– management skills and knowledge – change management
– flexibility and agility – discovery BA technology – entrepreneurship and innovation
Source: Own preparation based on Olszak (2014) and Cosic et al. (2015).
Potential determinants of the dynamic analytical capabilities of organizations
of determinants Potential factors determining the creation and development of dynamic analytical capabilities Data
– access to data
– quality of internal and external data
– methods of integrity and integration improvement
– technological infrastructure (hardware and software) – data management system
– flexibility, ability to adjust to changes and new opportunities – report and visualization technologies
– advanced analytical technologies (i.e. BI, OLAP, data marts, data mining, monitoring and pre-dictive systems, dashboards)
– knowledge management systems
– stakeholders relationship management systems
– employees analytical capabilities – employees organizational capabilities
– employees mathematical and statistical capabilities – employees financial analysis capabilities – employees informatics capabilities
– employees soft skills (interpersonal, group working)
– system of creation and development of employee’s capabilities (including analytical employee’s management, trainings, motivation systems)
– organization knowledge and knowledge sharing system – entrepreneurship and innovativeness of employees – trust to employees and to their reliability
of determinants Potential factors determining the creation and development of dynamic analytical capabilities Process – optimal business processes model
– decision making processes, algorithms, heuristics
– analytics & organizational culture – organizational policy
– artefacts, norms, organizational values – leadership and support
– organizational flexibility and speer of reactivity – culture of lifelong learning life
– organization strategy, vision and mission – vision of planning and monitoring business analysis – proper organization structure
– proper business processes model – strategic management system – operational and tactic systems
– motivation systems and capabilities management system – human resources management
– change management
– innovation of organization (generating new ideas, product concepts, etc.)
– monitoring of organization stakeholders (especially customers, suppliers and competitors) and tracking current trends
Source: Own preparation based on Olszak (2014), Mason (2014) and Davenport &Harris (2013).
Drivers of analytical value
faster decision making
capablity to take proactive actions better quality decisions
capabolity enhancement tools rationalization streamlined processes automation analytics sources of value strategic value creation efficiency improvement drivers levers Source: ATKearney (2015).
Specification of groups of dynamic analytical capabilities of organization
quality, integration, integrity, easy access, mulitiple sources (internal end external)big data
analytical culture, organizational policies, artefacts, norms, organization values,
leadership and support Management

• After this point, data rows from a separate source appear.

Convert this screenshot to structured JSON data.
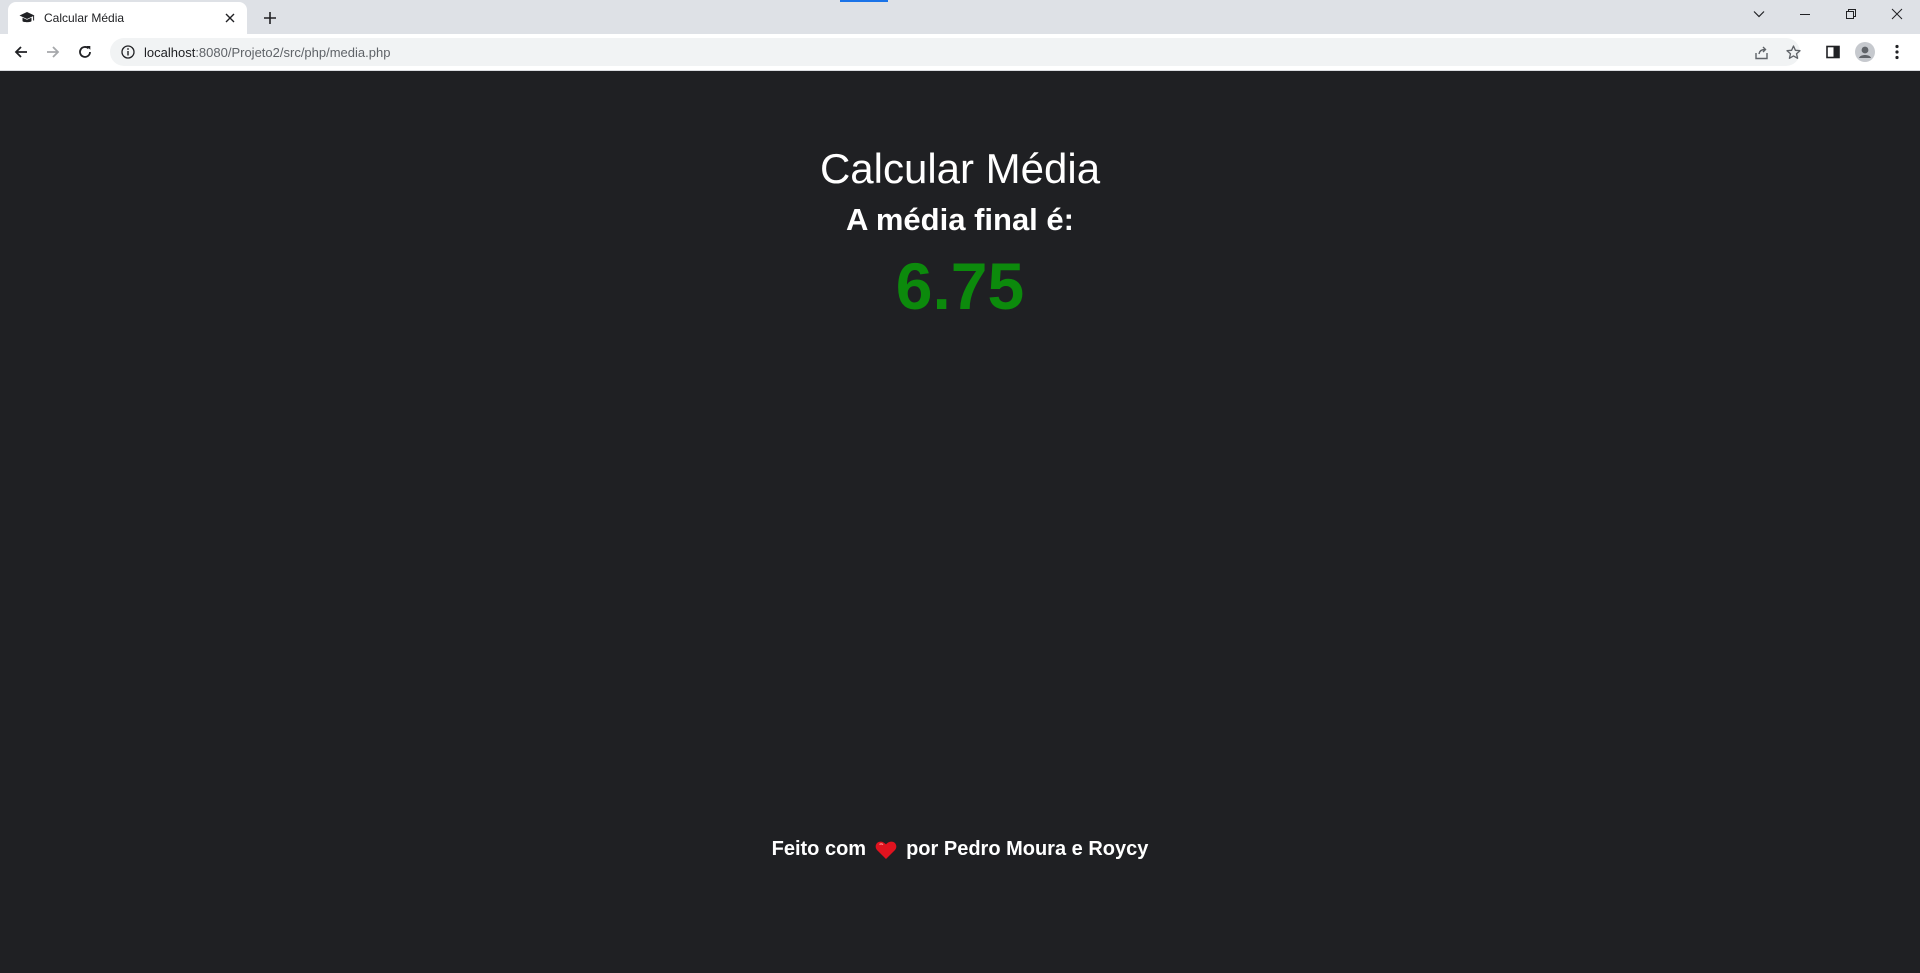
{
  "browser": {
    "tab": {
      "title": "Calcular Média",
      "favicon": "graduation-cap-icon"
    },
    "url": {
      "host": "localhost",
      "path": ":8080/Projeto2/src/php/media.php"
    }
  },
  "page": {
    "title": "Calcular Média",
    "subtitle": "A média final é:",
    "result": "6.75",
    "footer": {
      "prefix": "Feito com",
      "icon": "heart-icon",
      "suffix": "por Pedro Moura e Roycy"
    }
  },
  "colors": {
    "background": "#1f2023",
    "result": "#0c8a0c",
    "text": "#ffffff",
    "heart": "#e0131f"
  }
}
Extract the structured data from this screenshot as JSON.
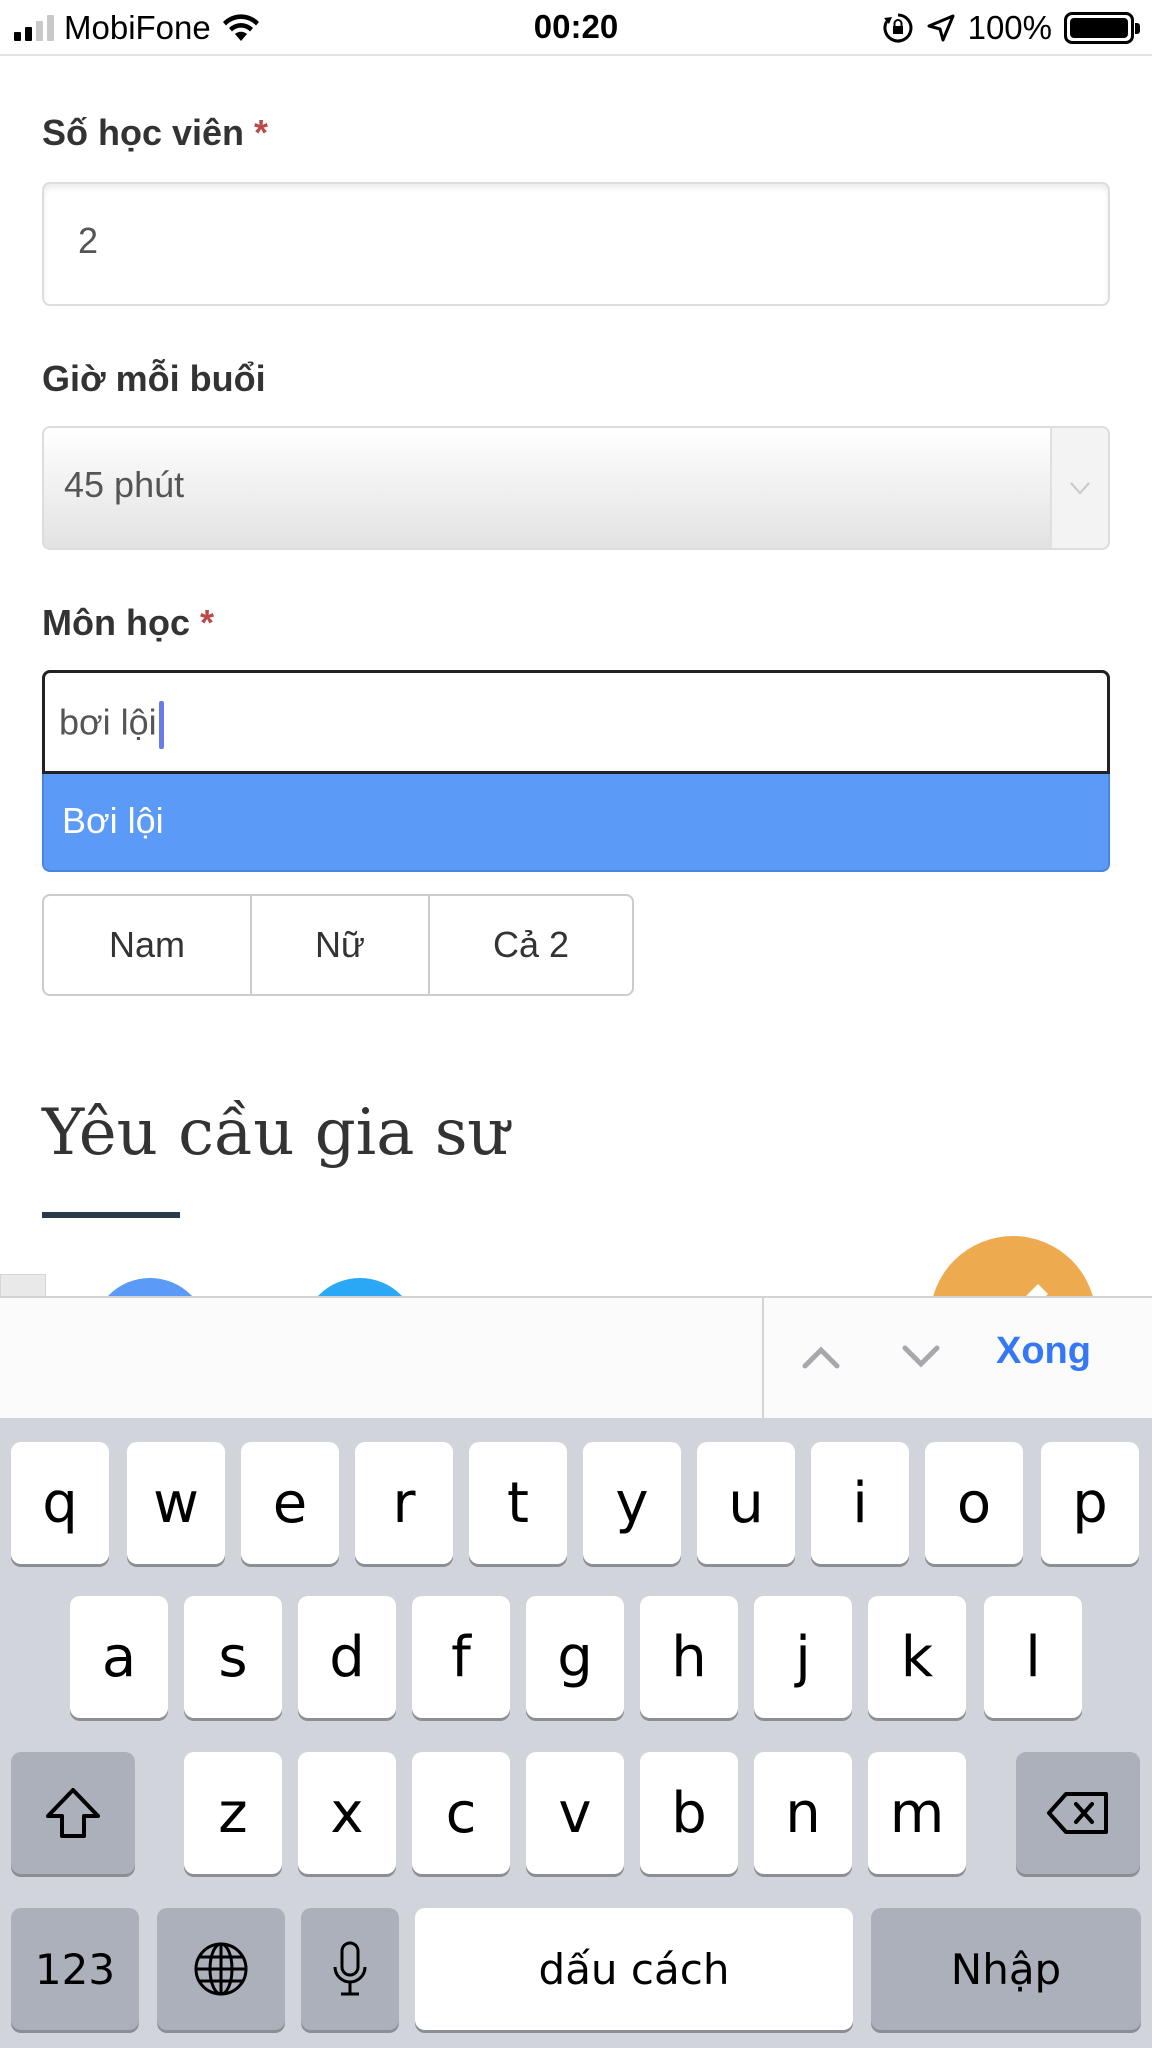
{
  "status_bar": {
    "carrier": "MobiFone",
    "time": "00:20",
    "battery_percent": "100%",
    "icons": [
      "signal-icon",
      "wifi-icon",
      "orientation-lock-icon",
      "location-arrow-icon",
      "battery-icon"
    ]
  },
  "form": {
    "students": {
      "label": "Số học viên",
      "required_mark": "*",
      "value": "2"
    },
    "duration": {
      "label": "Giờ mỗi buổi",
      "selected": "45 phút"
    },
    "subject": {
      "label": "Môn học",
      "required_mark": "*",
      "value": "bơi lội",
      "suggestion": "Bơi lội"
    },
    "gender_options": [
      "Nam",
      "Nữ",
      "Cả 2"
    ],
    "section_title": "Yêu cầu gia sư"
  },
  "accessory_bar": {
    "done_label": "Xong",
    "icons": [
      "chevron-up-icon",
      "chevron-down-icon"
    ]
  },
  "keyboard": {
    "row1": [
      "q",
      "w",
      "e",
      "r",
      "t",
      "y",
      "u",
      "i",
      "o",
      "p"
    ],
    "row2": [
      "a",
      "s",
      "d",
      "f",
      "g",
      "h",
      "j",
      "k",
      "l"
    ],
    "row3": [
      "z",
      "x",
      "c",
      "v",
      "b",
      "n",
      "m"
    ],
    "numbers_label": "123",
    "space_label": "dấu cách",
    "return_label": "Nhập",
    "icons": [
      "shift-icon",
      "backspace-icon",
      "globe-icon",
      "microphone-icon"
    ]
  },
  "colors": {
    "link_blue": "#3478f6",
    "suggestion_blue": "#5b9af6",
    "required_red": "#b94a48",
    "keyboard_bg": "#d1d4db",
    "circle_blue": "#5b9af6",
    "circle_light_blue": "#2ba8f5",
    "circle_orange": "#eeaa4e"
  }
}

organization strategy, strategic management systems, innovation, change management,
human resources management
infrastructure, data management system, data warehouses, analytical software and toots, system scalability and flexibility, reports and
visualization, knowledge management People
analytical skills, managerial skills, motivation systems, trainings, data scientist
business process model, optimalization of business processes, decision-making processes,
algorithms, heuristics Source: Own preparation based on Mason (2014).
The relationship between potential groups of determinants of dynamic analytical capabilities, dynamic analytical capabilities, analytical maturity, competitive advantage data technology people culture management process dynamic analytical capabilities analytical
maturity competitive advantage
H2 H3 H4